It comes as no surprise that the Tories have no solutions to this growing problem. Earlier this year, for example, the Tory government delayed measures to curb the promotion and advertising of junk foods to children. Clearly they are reluctant to do anything that would eat into the profits of the big food companies.
One idea being floated as a fix to the obesity crisis is for the government to impose a high tax on salt and sugar. It is hoped that by doing so, this would encourage food manufacturers to cut down on these ingredients. Indeed, this was one of the main proposals put forward by a government-commissioned review into England’s ‘food strategy’.
Whilst this may result in some recipes being tweaked, however, the overall impact of such a move would be to increase the price of cheap foods, as the manufacturers attempt to pass on their costs.
This is therefore a regressive tax that would simply hammer the already stretched incomes of workers already harder, and as such must be opposed.
In the end, the government rejected this idea of a sugar tax, saying they didn’t want to increase food prices whilst incomes are already squeezed. No doubt they are also reluctant to do anything that interferes with the ability of the big food companies to rake in profits.
Instead, the Tories ‘solution’ to the obesity crisis is simply to blame individuals for their ‘poor’ lifestyle choices. Indeed, former health secretary Savid Javid simply urged people to “take responsibility” for their weight. Former PM Boris Johnson, meanwhile, stated that “the best way to lose weight, believe me, is to eat less”.
But if obesity is simply a question of willpower, how is it that there was virtually no obesity in Britain 50 years ago?
As ever, all that the Tories can offer is to blame individuals for the failings of the capitalist system.
The obesity crisis could be easily solved, however, if only the profit motive were removed from the food and fitness industries.
By taking over the big food producers and distributors, as part of a National Food Service, run under public ownership and democratic workers’ control, we could ensure that supermarket shelves are stocked with affordable, nutritious food for those wishing to cook at home or grab a bite to eat.
At the same time, by nationalising the big restaurant and fast-food chains, public canteens could be set up in workplaces and communities, providing healthy meals that are accessible to all, and thereby freeing people from the burden of domestic labour.
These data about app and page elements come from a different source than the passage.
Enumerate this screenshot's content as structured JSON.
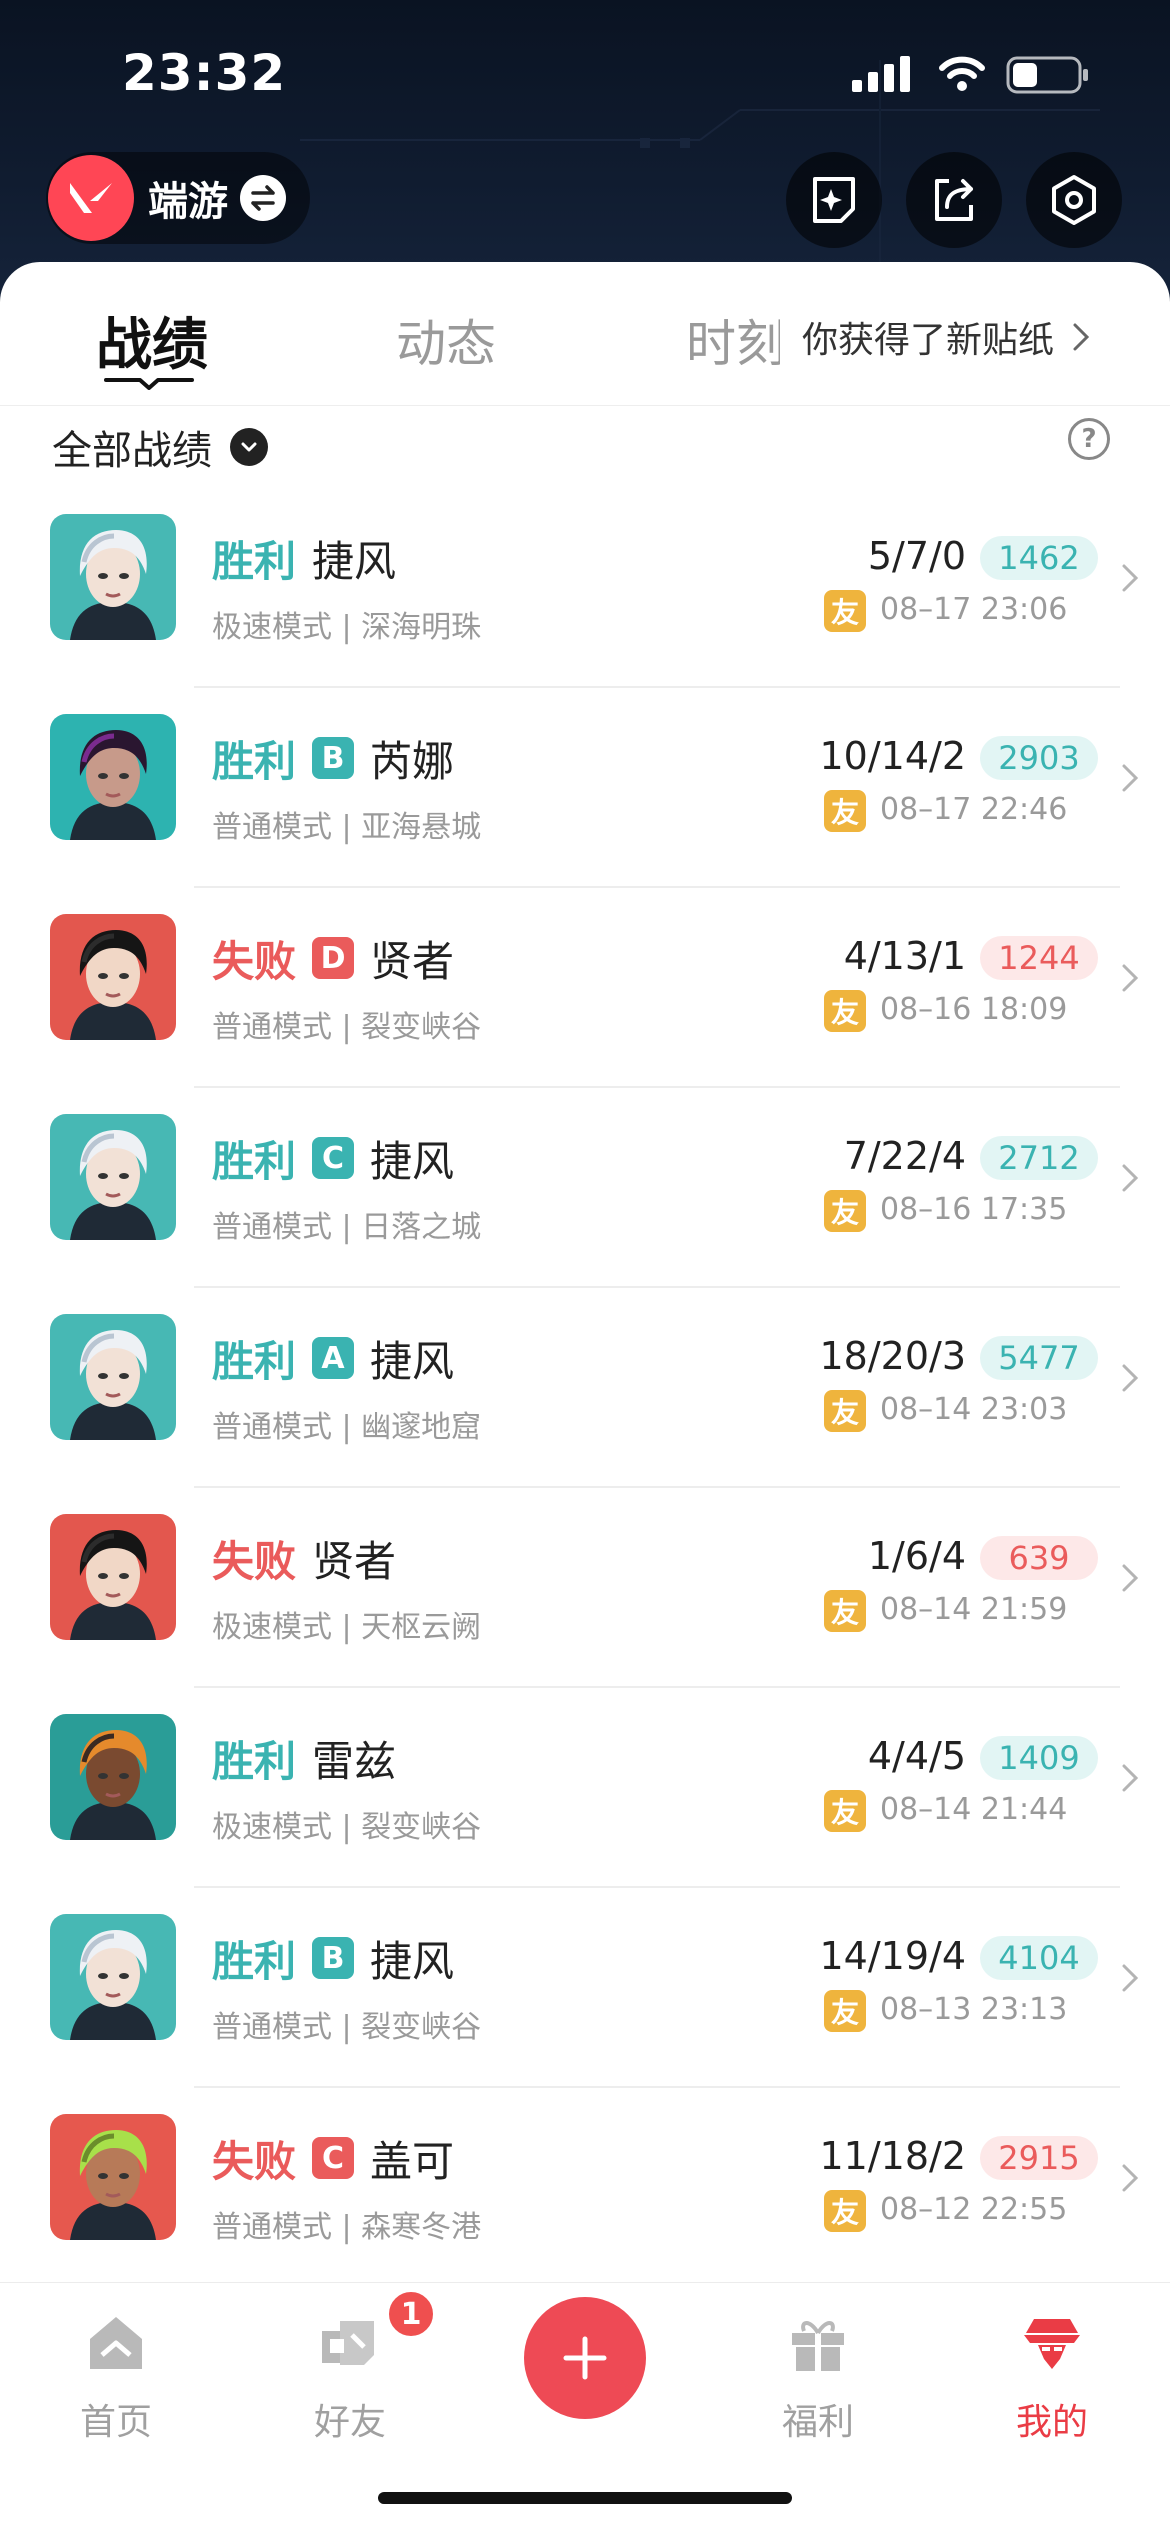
{
  "status": {
    "time": "23:32"
  },
  "account": {
    "name": "端游"
  },
  "tabs": [
    {
      "label": "战绩"
    },
    {
      "label": "动态"
    },
    {
      "label": "时刻"
    }
  ],
  "notice": {
    "text": "你获得了新贴纸"
  },
  "filter": {
    "label": "全部战绩",
    "help_icon": "?"
  },
  "matches": [
    {
      "result": "胜利",
      "status": "win",
      "grade": "",
      "agent": "捷风",
      "mode": "极速模式 | 深海明珠",
      "kda": "5/7/0",
      "score": "1462",
      "friend": "友",
      "time": "08–17 23:06",
      "avatar": "jett"
    },
    {
      "result": "胜利",
      "status": "win",
      "grade": "B",
      "agent": "芮娜",
      "mode": "普通模式 | 亚海悬城",
      "kda": "10/14/2",
      "score": "2903",
      "friend": "友",
      "time": "08–17 22:46",
      "avatar": "reyna"
    },
    {
      "result": "失败",
      "status": "lose",
      "grade": "D",
      "agent": "贤者",
      "mode": "普通模式 | 裂变峡谷",
      "kda": "4/13/1",
      "score": "1244",
      "friend": "友",
      "time": "08–16 18:09",
      "avatar": "sage"
    },
    {
      "result": "胜利",
      "status": "win",
      "grade": "C",
      "agent": "捷风",
      "mode": "普通模式 | 日落之城",
      "kda": "7/22/4",
      "score": "2712",
      "friend": "友",
      "time": "08–16 17:35",
      "avatar": "jett"
    },
    {
      "result": "胜利",
      "status": "win",
      "grade": "A",
      "agent": "捷风",
      "mode": "普通模式 | 幽邃地窟",
      "kda": "18/20/3",
      "score": "5477",
      "friend": "友",
      "time": "08–14 23:03",
      "avatar": "jett"
    },
    {
      "result": "失败",
      "status": "lose",
      "grade": "",
      "agent": "贤者",
      "mode": "极速模式 | 天枢云阙",
      "kda": "1/6/4",
      "score": "639",
      "friend": "友",
      "time": "08–14 21:59",
      "avatar": "sage"
    },
    {
      "result": "胜利",
      "status": "win",
      "grade": "",
      "agent": "雷兹",
      "mode": "极速模式 | 裂变峡谷",
      "kda": "4/4/5",
      "score": "1409",
      "friend": "友",
      "time": "08–14 21:44",
      "avatar": "raze"
    },
    {
      "result": "胜利",
      "status": "win",
      "grade": "B",
      "agent": "捷风",
      "mode": "普通模式 | 裂变峡谷",
      "kda": "14/19/4",
      "score": "4104",
      "friend": "友",
      "time": "08–13 23:13",
      "avatar": "jett"
    },
    {
      "result": "失败",
      "status": "lose",
      "grade": "C",
      "agent": "盖可",
      "mode": "普通模式 | 森寒冬港",
      "kda": "11/18/2",
      "score": "2915",
      "friend": "友",
      "time": "08–12 22:55",
      "avatar": "gekko"
    }
  ],
  "nav": [
    {
      "label": "首页",
      "icon": "home-icon"
    },
    {
      "label": "好友",
      "icon": "friends-icon",
      "badge": "1"
    },
    {
      "label": "",
      "icon": "plus-icon"
    },
    {
      "label": "福利",
      "icon": "gift-icon"
    },
    {
      "label": "我的",
      "icon": "profile-icon",
      "active": true
    }
  ],
  "colors": {
    "win": "#3ab3b1",
    "lose": "#ea5b5b",
    "accent": "#ee4a55",
    "friend": "#efb43d"
  }
}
Finally, the big gym chains and leisure centres should be taken into public ownership, giving working-class communities free access to exercise. And there should be mass investment in public spaces and facilities for communal sports and activities – starting in schools, but continuing throughout life.
Combined with a reduction in the working week, with no loss of pay, everyone could enjoy the option and ability to keep fit.
In the final analysis, these measures could only be achieved under a democratically-planned economy – with production based on needs, not profits, and with the working class taking power into its hands – as part of the socialist transformation of society.
Until then, healthy food and exercise will increasingly be a luxury that is out of reach for millions of people.